The Song of Man: Jacob’s Ladder by Gong Ji-Young
- onJanuary 4, 2017
- Vol.34 Winter 2016
- byAurélie Julia
- L’échelle de Jacob (Jacob’s Ladder)
Tr. Lim Yeong-hee and Mélanie Basnel 2016358pp.
The French edition of Gong Ji-Young’s latest book is certainly eye-catching. Not that the cover is provocative; on the contrary, your attention is drawn by the soothing image of candles glowing serenely against a dark background. Their flames dancing in response to an unseen breath, they suggest silent reverence in the face of divine mystery. Then you notice the novel’s title, Jacob’s Ladder, and the line from William Blake that opens the first chapter: “And we are put on earth a little space, that we may learn to bear the beams of love.”
Gong Ji-Young draws on the sources of the Bible and poetry to take her reader on a journey to the fringes of the religious and the human. She brings to life the words of a monk, now in his forties, recounting an episode from a decade prior. Brother Jean describes his moments of affirmation, doubt, and anger—and his internal revolt in the face of an unanswered “why.” His story speaks of the absurd and the sacred.
Aged twenty-eight, the young novice is preparing for his ordination. Yearning for the eternal, he wants to become a Benedictine monk and live an austere, abbey-bound existence.

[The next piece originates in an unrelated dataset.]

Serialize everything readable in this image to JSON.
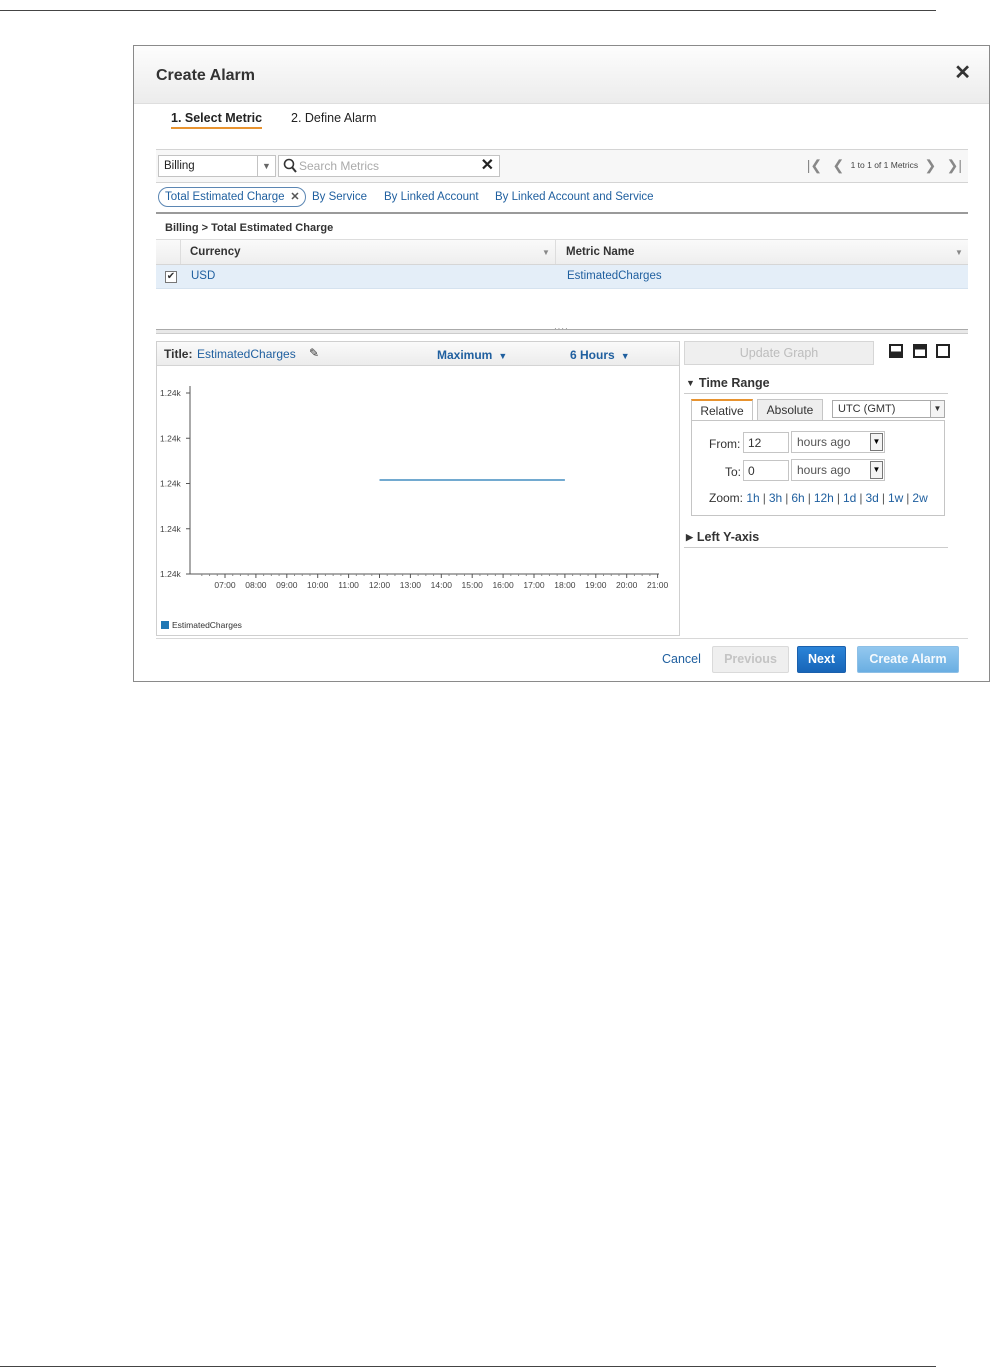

The rituals of prayer calm his energetic body while his spirit soars with a serene joy; not a shadow hangs over this existence. Jean is joined in this blissful state of balance by Michaël and Angelo. Together, the three monks walk the road of spirituality, sharing their views and uncertainties, never hesitating to crack open a good bottle of wine when the occasion arises. They might easily have led uneventful lives. But whatever our situation, the trials of existence are unavoidable, and even the walls of a monastic cell cannot protect us from pain and grief.
The time has come for Brother Jean’s certainties to be tested. One day, Abbot Samuel’s niece walks through the doors of the monastery: for her dissertation, So-Hui is researching the daily lives of monks, their dreams, renunciations, and sacrifices. This mesmerizingly beautiful young woman engages Brother Jean in conversation. At first, love is merely a topic for discussion, but soon it becomes a feeling, and then an awakening of the flesh. Jean’s senses are disturbed; the forbidden becomes an increasingly pressing desire. He must choose between God or woman.
While this soul-searching unfolds, Michaël undergoes an upheaval of another kind: his mind has been alerted to the harsh realities of the outside world. What is the Church doing in response to prostitution, poverty, and illness? He wants to help the oppressed and live in proximity to the destitute, but his black frock prevents him from taking action and rendering justice. One afternoon, he finds himself in the middle of a trade union protest and is arrested by the police. This is the trigger. Neither orders nor reprisals can stand in the way of destiny: Michaël finds St. Benedict’s rules stifling, and seeks to make himself useful through action and movement. A reader of Charles de Foucauld, he intends to apply the words of James: “What good is it, my brothers, if someone says he has faith but does not have works? Can that faith save him? […] A person is justified by works and not by faith alone. For as the body apart from the spirit is dead, so also faith apart from works is dead.” Circumstances will render Michaël’s destiny incomprehensible to human understanding.
Another character enters the narrative—that of history itself. Gong Ji-Young delves into the darkest chapters of Korean memory. She excels at rendering the facts, describing in a bare, unaffected style the ordeal of a group of monks sent to a camp in May 1949, through the testimony of a survivor in his old age. North Korean soldiers accuse the members of the religious community of anti-government activities. Brother Thomas soberly evokes the misery and horror of their situation, but also speaks of the unquenchable flame that no beating can extinguish: the love of God. His belief enables him to survive. In turn, Brother Jean’s grandmother reveals her own memories: in December 1950, with the war raging between North and South, she boarded an American ship together with thousands of others in extremis, escaping a tragic fate. Here again, Gong Ji-Young succeeds in conveying the apocalyptic atmosphere; her tone rings sincere and true.
What symbolic meaning are we to ascribe to “Jacob’s Ladder”? How are we to climb ever upwards when we are constantly pulled down, turned away from the light, by hardship? From the darkness of the concentration camp, a Benedictine monk answers: “Love means a willing acceptance of both suffering and the sublime, in order to transform them into something sacred.”
by Aurélie Julia
Editorial Coordinator, Revue des Deux Mondes